At the ripe age of one, my daughter knows what she wants and when she wants it. When I ask my friends where she gets her strong willed personality they laugh! Like mother, like daughter. Children know what they want from a young age. When those desires go unmet or are not understood, many tears follow (hence the terrible twos). As the parent of a very determined child, providing choices throughout the day helps me to channel her interests and meet her needs. She lacks the vocabulary to clearly tell me what she wants as a toddler. However, when I provide her with choices, it enhances our communication while reducing temper tantrums from miscommunication.
Providing choices is a great way to model language for children and provide concrete solutions, even at a young age.
Providing choices allows you to model a grammatically correct response. If you are trying to determine what outdoor activity to do, you might say “Do you want to kick the ball or ride your bike?” Through providing these two options, you have modeled the responses “kick the ball” and “ride your bike”.Your child heard you use a response that will be clearly understood. The response was embedded within the choices! This can be helpful for a child who is learning to use longer phrases instead of one word responses. The child hears the phrasing and grammar that will allow him to effectively communicate with others.
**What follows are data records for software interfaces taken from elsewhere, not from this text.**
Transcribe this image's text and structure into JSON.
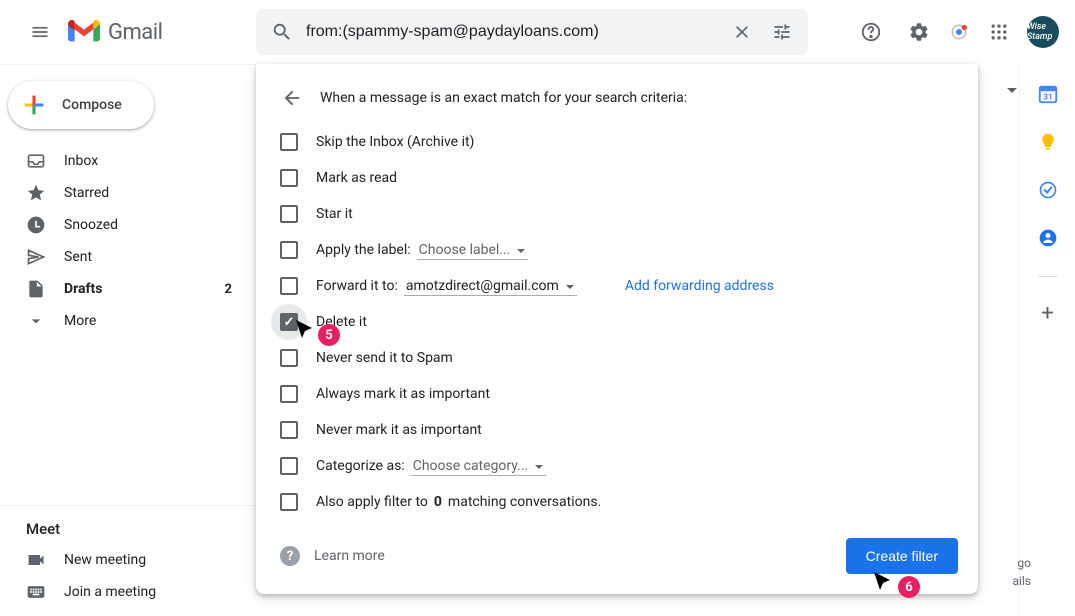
{
  "header": {
    "logo_text": "Gmail",
    "search_value": "from:(spammy-spam@paydayloans.com)",
    "avatar_text": "Wise Stamp"
  },
  "compose": {
    "label": "Compose"
  },
  "nav": [
    {
      "icon": "inbox",
      "label": "Inbox",
      "count": "",
      "bold": false
    },
    {
      "icon": "star",
      "label": "Starred",
      "count": "",
      "bold": false
    },
    {
      "icon": "clock",
      "label": "Snoozed",
      "count": "",
      "bold": false
    },
    {
      "icon": "send",
      "label": "Sent",
      "count": "",
      "bold": false
    },
    {
      "icon": "file",
      "label": "Drafts",
      "count": "2",
      "bold": true
    },
    {
      "icon": "chevron-down",
      "label": "More",
      "count": "",
      "bold": false
    }
  ],
  "meet": {
    "header": "Meet",
    "items": [
      {
        "icon": "video",
        "label": "New meeting"
      },
      {
        "icon": "keyboard",
        "label": "Join a meeting"
      }
    ]
  },
  "filter": {
    "title": "When a message is an exact match for your search criteria:",
    "options": {
      "skip_inbox": "Skip the Inbox (Archive it)",
      "mark_read": "Mark as read",
      "star_it": "Star it",
      "apply_label_prefix": "Apply the label:",
      "apply_label_value": "Choose label...",
      "forward_prefix": "Forward it to:",
      "forward_value": "amotzdirect@gmail.com",
      "forward_link": "Add forwarding address",
      "delete_it": "Delete it",
      "never_spam": "Never send it to Spam",
      "always_important": "Always mark it as important",
      "never_important": "Never mark it as important",
      "categorize_prefix": "Categorize as:",
      "categorize_value": "Choose category...",
      "also_apply_pre": "Also apply filter to ",
      "also_apply_count": "0",
      "also_apply_post": " matching conversations."
    },
    "learn_more": "Learn more",
    "create_btn": "Create filter"
  },
  "behind": {
    "line1": "go",
    "line2": "ails"
  },
  "annotations": {
    "badge5": "5",
    "badge6": "6"
  }
}
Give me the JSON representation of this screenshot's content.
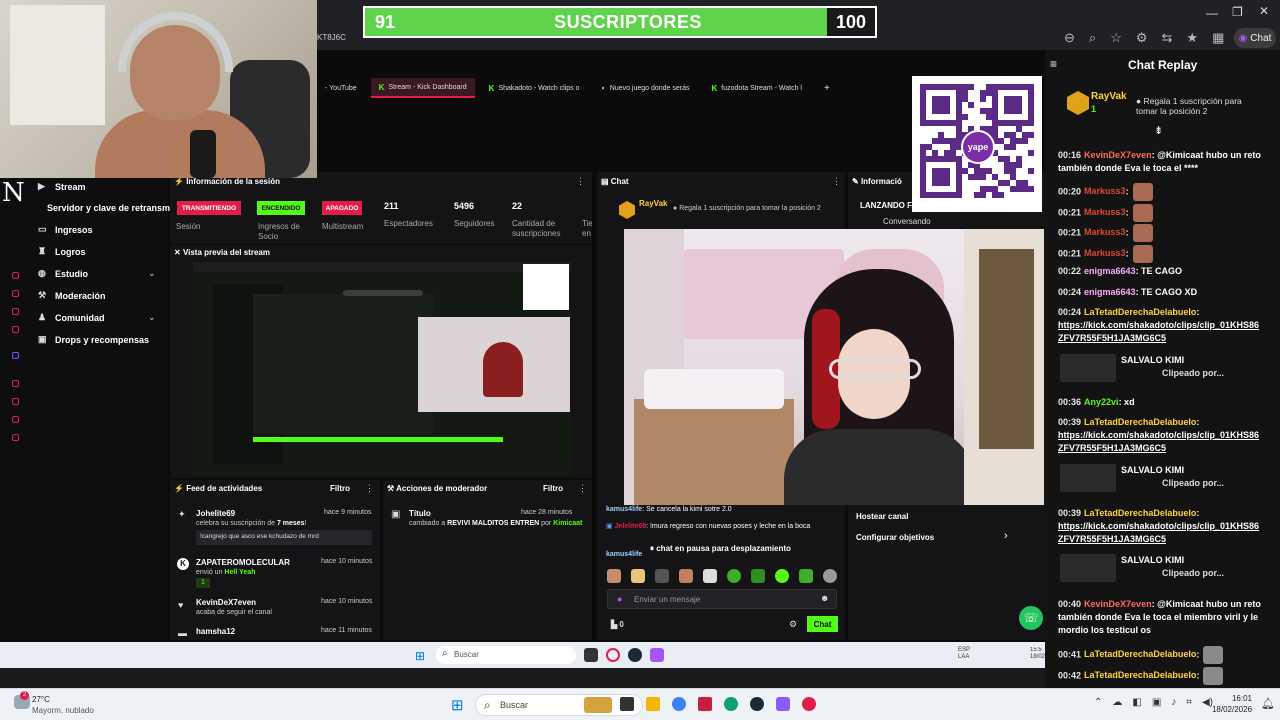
{
  "subs_bar": {
    "left": "91",
    "title": "SUSCRIPTORES",
    "right": "100"
  },
  "browser": {
    "tabs": [
      {
        "label": "- YouTube"
      },
      {
        "label": "Stream - Kick Dashboard",
        "active": true
      },
      {
        "label": "Shakadoto - Watch clips o"
      },
      {
        "label": "Nuevo juego donde serás"
      },
      {
        "label": "fuzodota Stream - Watch l"
      }
    ],
    "address_fragment": "KT8J6C",
    "chat_button": "Chat"
  },
  "kick_sidebar": {
    "logo": "N",
    "items": [
      {
        "label": "Stream",
        "icon": "stream-icon"
      },
      {
        "label": "Servidor y clave de retransm"
      },
      {
        "label": "Ingresos",
        "icon": "wallet-icon"
      },
      {
        "label": "Logros",
        "icon": "trophy-icon"
      },
      {
        "label": "Estudio",
        "icon": "palette-icon"
      },
      {
        "label": "Moderación",
        "icon": "hammer-icon"
      },
      {
        "label": "Comunidad",
        "icon": "users-icon"
      },
      {
        "label": "Drops y recompensas",
        "icon": "gift-icon"
      }
    ]
  },
  "session": {
    "title": "Información de la sesión",
    "buttons": [
      {
        "label": "TRANSMITIENDO",
        "color": "#e11d48"
      },
      {
        "label": "ENCENDIDO",
        "color": "#53fc18"
      },
      {
        "label": "APAGADO",
        "color": "#e11d48"
      }
    ],
    "sub_labels": [
      "Sesión",
      "Ingresos de Socio",
      "Multistream"
    ],
    "stats": [
      {
        "value": "211",
        "label": "Espectadores"
      },
      {
        "value": "5496",
        "label": "Seguidores"
      },
      {
        "value": "22",
        "label": "Cantidad de suscripciones"
      },
      {
        "value": "",
        "label": "Tie en"
      }
    ]
  },
  "preview": {
    "title": "Vista previa del stream"
  },
  "activity": {
    "title": "Feed de actividades",
    "filter": "Filtro",
    "items": [
      {
        "user": "Johelite69",
        "time": "hace 9 minutos",
        "text_pre": "celebra su suscripción de ",
        "text_bold": "7 meses",
        "text_post": "!",
        "message": "!cangrejo que asco ese kchudazo de mrd"
      },
      {
        "user": "ZAPATEROMOLECULAR",
        "time": "hace 10 minutos",
        "text_pre": "envió un ",
        "text_bold": "Hell Yeah",
        "text_post": "",
        "badge": "1"
      },
      {
        "user": "KevinDeX7even",
        "time": "hace 10 minutos",
        "text_pre": "acaba de seguir el canal",
        "text_bold": "",
        "text_post": ""
      },
      {
        "user": "hamsha12",
        "time": "hace 11 minutos",
        "text_pre": "",
        "text_bold": "",
        "text_post": ""
      }
    ]
  },
  "mod_actions": {
    "title": "Acciones de moderador",
    "filter": "Filtro",
    "item": {
      "label": "Título",
      "time": "hace 28 minutos",
      "text_pre": "cambiado a ",
      "text_bold": "REVIVI MALDITOS ENTREN",
      "text_by": " por ",
      "by": "Kimicaat"
    }
  },
  "chat": {
    "title": "Chat",
    "top_user": "RayVak",
    "top_text": "Regala 1 suscripción para tomar la posición 2",
    "lines": [
      {
        "user": "kamus4life",
        "text": ": Se cancela la kimi sotre 2.0"
      },
      {
        "user": "Jelelite69",
        "text": ": !mura regreso con nuevas poses y leche en la boca"
      },
      {
        "user": "kamus4life",
        "text": ""
      }
    ],
    "paused": "chat en pausa para desplazamiento",
    "input_placeholder": "Enviar un mensaje",
    "count": "0",
    "send": "Chat"
  },
  "info": {
    "title": "Informació",
    "category": "LANZANDO FA",
    "sub": "Conversando",
    "host": "Hostear canal",
    "goals": "Configurar objetivos"
  },
  "replay": {
    "title": "Chat Replay",
    "top_user": "RayVak",
    "top_count": "1",
    "top_text": "Regala 1 suscripción para tomar la posición 2",
    "messages": [
      {
        "time": "00:16",
        "user": "KevinDeX7even",
        "user_color": "#ff6a5c",
        "text": ": @Kimicaat hubo un reto también donde Eva le toca el ****"
      },
      {
        "time": "00:20",
        "user": "Markuss3",
        "user_color": "#e0452f",
        "text": ":",
        "emote": true
      },
      {
        "time": "00:21",
        "user": "Markuss3",
        "user_color": "#e0452f",
        "text": ":",
        "emote": true
      },
      {
        "time": "00:21",
        "user": "Markuss3",
        "user_color": "#e0452f",
        "text": ":",
        "emote": true
      },
      {
        "time": "00:21",
        "user": "Markuss3",
        "user_color": "#e0452f",
        "text": ":",
        "emote": true
      },
      {
        "time": "00:22",
        "user": "enigma6643",
        "user_color": "#ffaaff",
        "text": ": TE CAGO"
      },
      {
        "time": "00:24",
        "user": "enigma6643",
        "user_color": "#ffaaff",
        "text": ": TE CAGO XD"
      },
      {
        "time": "00:24",
        "user": "LaTetadDerechaDelabuelo",
        "user_color": "#ffd43b",
        "text": ":",
        "link": "https://kick.com/shakadoto/clips/clip_01KHS86ZFV7R55F5H1JA3MG6C5"
      },
      {
        "time": "00:36",
        "user": "Any22vi",
        "user_color": "#53fc18",
        "text": ": xd"
      },
      {
        "time": "00:39",
        "user": "LaTetadDerechaDelabuelo",
        "user_color": "#ffd43b",
        "text": ":",
        "link": "https://kick.com/shakadoto/clips/clip_01KHS86ZFV7R55F5H1JA3MG6C5"
      },
      {
        "time": "00:39",
        "user": "LaTetadDerechaDelabuelo",
        "user_color": "#ffd43b",
        "text": ":",
        "link": "https://kick.com/shakadoto/clips/clip_01KHS86ZFV7R55F5H1JA3MG6C5"
      },
      {
        "time": "00:40",
        "user": "KevinDeX7even",
        "user_color": "#ff6a5c",
        "text": ": @Kimicaat hubo un reto también donde Eva le toca el miembro viril y le mordio los testicul os"
      },
      {
        "time": "00:41",
        "user": "LaTetadDerechaDelabuelo",
        "user_color": "#ffd43b",
        "text": ":",
        "emote": true
      },
      {
        "time": "00:42",
        "user": "LaTetadDerechaDelabuelo",
        "user_color": "#ffd43b",
        "text": ":",
        "emote": true
      }
    ],
    "clip_title": "SALVALO KIMI",
    "clip_sub": "Clipeado por..."
  },
  "taskbar": {
    "weather_temp": "27°C",
    "weather_desc": "Mayorm. nublado",
    "search": "Buscar",
    "time": "16:01",
    "date": "18/02/2026",
    "inner_search": "Buscar",
    "inner_lang": "ESP LAA",
    "inner_time": "15:5",
    "inner_date": "18/02/2"
  },
  "colors": {
    "kick_green": "#53fc18",
    "accent_red": "#e11d48",
    "subs_green": "#5fd34c"
  }
}
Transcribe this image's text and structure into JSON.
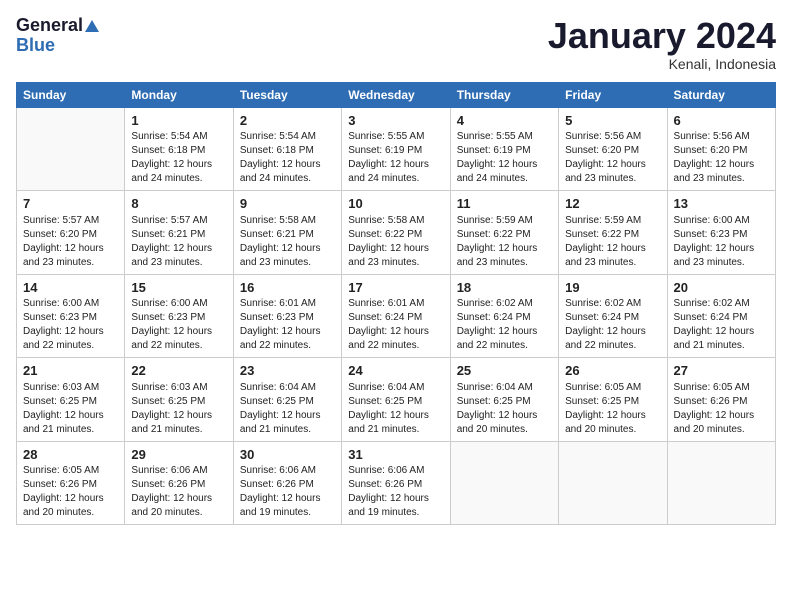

Providing choices helps your child learn a concrete, sensible response. In the example above, I provided the choice of “kick the ball” or “ride a bike” for an outdoor activity. By providing my child with these 2 choices, she hears “kick” and “ride” are actions for play. Now, she knows that I am looking for a response from her that involves action. This takes the guesswork out and helps focus the child’s attention. She might respond by pointing to the ball and saying “kick!” Or, knowing my daughter, she might shake her head ‘no’ and say “walk”, rejecting my choice altogether and telling me the activity she wants to do. In both solutions, the choice helped her communicate because the choice led her to a logical response that was understood by the listener.
Providing choices expands a child’s vocabulary. I find this to be most helpful when I am making a meal for my daughter. Often, she will hold my hand and lead me into the kitchen then point at the snack cabinet. Once we get to this point it can be a lot of guesswork and tears if I can’t figure out what snack she wanted! So, I provide a choice like “do you want fruit snacks or a granola bar?” and often she will respond with something that sounds similar to the desired item. When I provided a choice, she was able to learn the name of a food and often adds this to her vocabulary. Next time she will be able to tell me the name of that new snack.
Not only can you target language and speech skills through providing choices, but it is also an extremely effective behavior modification tool. When I lay out 2-3 options for my daughter it helps her pick an activity, food, or toy – whatever the scenario may be. When she is included in the decision making process it diffuses any tension or frustration that came from her limited communication skills.I have also found that when she makes the choice she is often happier and more willing to participate than when I make the decision for her. Of course, letting your child call the shots has a time and a place. But in the speech world, choices are a very positive tool! To see activities you can try at home to implement this speech technique, check out my free guide of speech techniques for home use.
For those of you following along and implementing techniques from my resource guide at home, how is it going? Can I provide any additional support? Reach out and let me know, I’d love to hear from you! Until next week – Stay warm and cozy!